Trump ignores question about Standing Rock Sioux after signing Dakota Access order

Trump ignores question about Standing Rock Sioux after signing Dakota Access order

Moments after signing an executive order to push forward the intensely disputed Dakota Access pipeline, President Donald Trump ignored a reporter's question about Native American protesters who have fiercely opposed the project.

"Mr. Trump, any comment to the Standing Rock community and the protesters out there?" a reporter in the Oval Office asked after the president finished signing five executive orders.

Trump put his head down, pursed his lips and looked in the opposite direction. He then responded to a question about when he expected to make a Supreme Court nomination.

Members of the Standing Rock Sioux and other tribes, as well as environmentalists from around the country, have fought the pipeline project on the grounds that it crosses beneath a lake that provides drinking water to Native Americans. They say the route beneath Lake Oahe puts the water source in jeopardy and would destroy sacred land.

Tribal members and protesters have camped out for months in Cannon Ball, North Dakota, in opposition to the pipeline.

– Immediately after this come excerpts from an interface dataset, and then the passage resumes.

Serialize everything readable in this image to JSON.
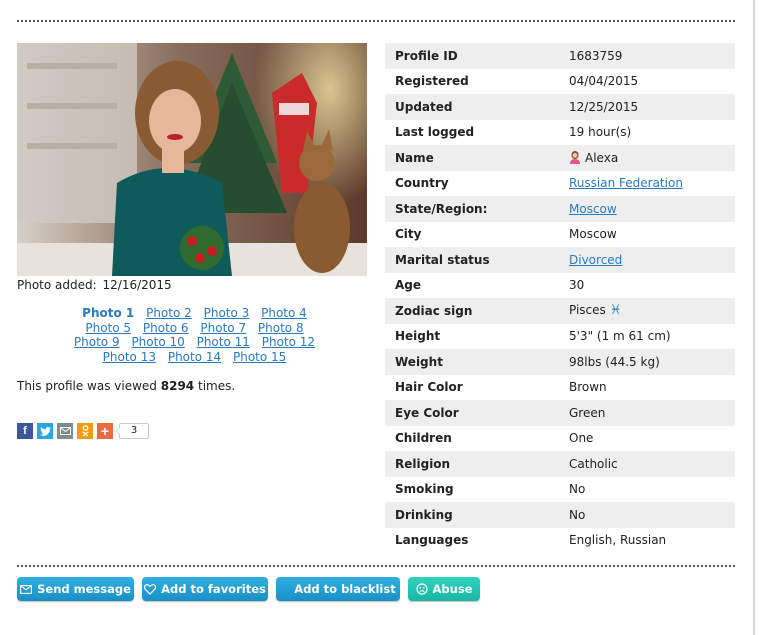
{
  "photo": {
    "added_label": "Photo added:",
    "added_date": "12/16/2015"
  },
  "photo_links": [
    [
      "Photo 1",
      "Photo 2",
      "Photo 3",
      "Photo 4"
    ],
    [
      "Photo 5",
      "Photo 6",
      "Photo 7",
      "Photo 8"
    ],
    [
      "Photo 9",
      "Photo 10",
      "Photo 11",
      "Photo 12"
    ],
    [
      "Photo 13",
      "Photo 14",
      "Photo 15"
    ]
  ],
  "active_photo": "Photo 1",
  "views": {
    "prefix": "This profile was viewed",
    "count": "8294",
    "suffix": "times."
  },
  "share": {
    "icons": [
      "facebook-icon",
      "twitter-icon",
      "email-icon",
      "odnoklassniki-icon",
      "more-icon"
    ],
    "count": "3"
  },
  "profile": [
    {
      "key": "Profile ID",
      "value": "1683759"
    },
    {
      "key": "Registered",
      "value": "04/04/2015"
    },
    {
      "key": "Updated",
      "value": "12/25/2015"
    },
    {
      "key": "Last logged",
      "value": "19 hour(s)"
    },
    {
      "key": "Name",
      "value": "Alexa",
      "icon": "female-user-icon"
    },
    {
      "key": "Country",
      "value": "Russian Federation",
      "link": true
    },
    {
      "key": "State/Region:",
      "value": "Moscow",
      "link": true
    },
    {
      "key": "City",
      "value": "Moscow"
    },
    {
      "key": "Marital status",
      "value": "Divorced",
      "link": true
    },
    {
      "key": "Age",
      "value": "30"
    },
    {
      "key": "Zodiac sign",
      "value": "Pisces",
      "symbol": "♓"
    },
    {
      "key": "Height",
      "value": "5'3\" (1 m 61 cm)"
    },
    {
      "key": "Weight",
      "value": "98lbs (44.5 kg)"
    },
    {
      "key": "Hair Color",
      "value": "Brown"
    },
    {
      "key": "Eye Color",
      "value": "Green"
    },
    {
      "key": "Children",
      "value": "One"
    },
    {
      "key": "Religion",
      "value": "Catholic"
    },
    {
      "key": "Smoking",
      "value": "No"
    },
    {
      "key": "Drinking",
      "value": "No"
    },
    {
      "key": "Languages",
      "value": "English, Russian"
    }
  ],
  "actions": {
    "send_message": "Send message",
    "add_favorites": "Add to favorites",
    "add_blacklist": "Add to blacklist",
    "abuse": "Abuse"
  },
  "colors": {
    "link": "#2a7ac0",
    "button_blue": "#1a9ad6",
    "button_teal": "#22c4ae",
    "row_stripe": "#eeeeee"
  }
}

The Standing Rock Sioux tribe opposed Trump's executive action on Tuesday and vowed to take legal action, Reuters reported. A lawyer for the tribe said Trump acted "hastily and irresponsibly."

A Native American man leads a protest march with veterans and activists outside the Oceti Sakowin camp where "water protectors" continue to demonstrate against plans to pass the Dakota Access pipeline adjacent to the Standing Rock Indian Reservation, near Cannon Ball, North Dakota, U.S., December 5, 2016.
Stephen Yang | Reuters

In December, the Army Corps of Engineers said it would deny Dallas-based Energy Transfer Partners the easement it needs to complete the final stretch of the $3.7 billion Dakota Access pipeline.

Trump did not consult the Standing Rock or other Sioux tribes before signing the executive orders, said Tom B.K. Goldtooth, executive director of the Indigenous Environmental Network.

"These actions by President Trump are insane and extreme, and nothing short of attacks on our ancestral homelands as Indigenous peoples. The actions by the president today demonstrate that this Administration is more than willing to violate federal law that is meant to protect Indigenous rights, human rights, the environment and the overall safety of communities for the benefit of the fossil fuel industry," he said in a statement Tuesday.

During a news briefing on Tuesday, White House press secretary Sean Spicer said Trump will work with all parties involved as his administration attempts to advance the project.

"There's a way that you can continue to negotiate that, whether it's the Native Americans, concerns that they have on some of the lands," Spicer said.

"He is willing to sit down with all of the individuals that are involved in the Dakota pipeline to make sure that it's a deal that benefits ... all of the parties of interest, or at least gets them something that they want."

Trump may have just opened door to $17 billion worth of energy projects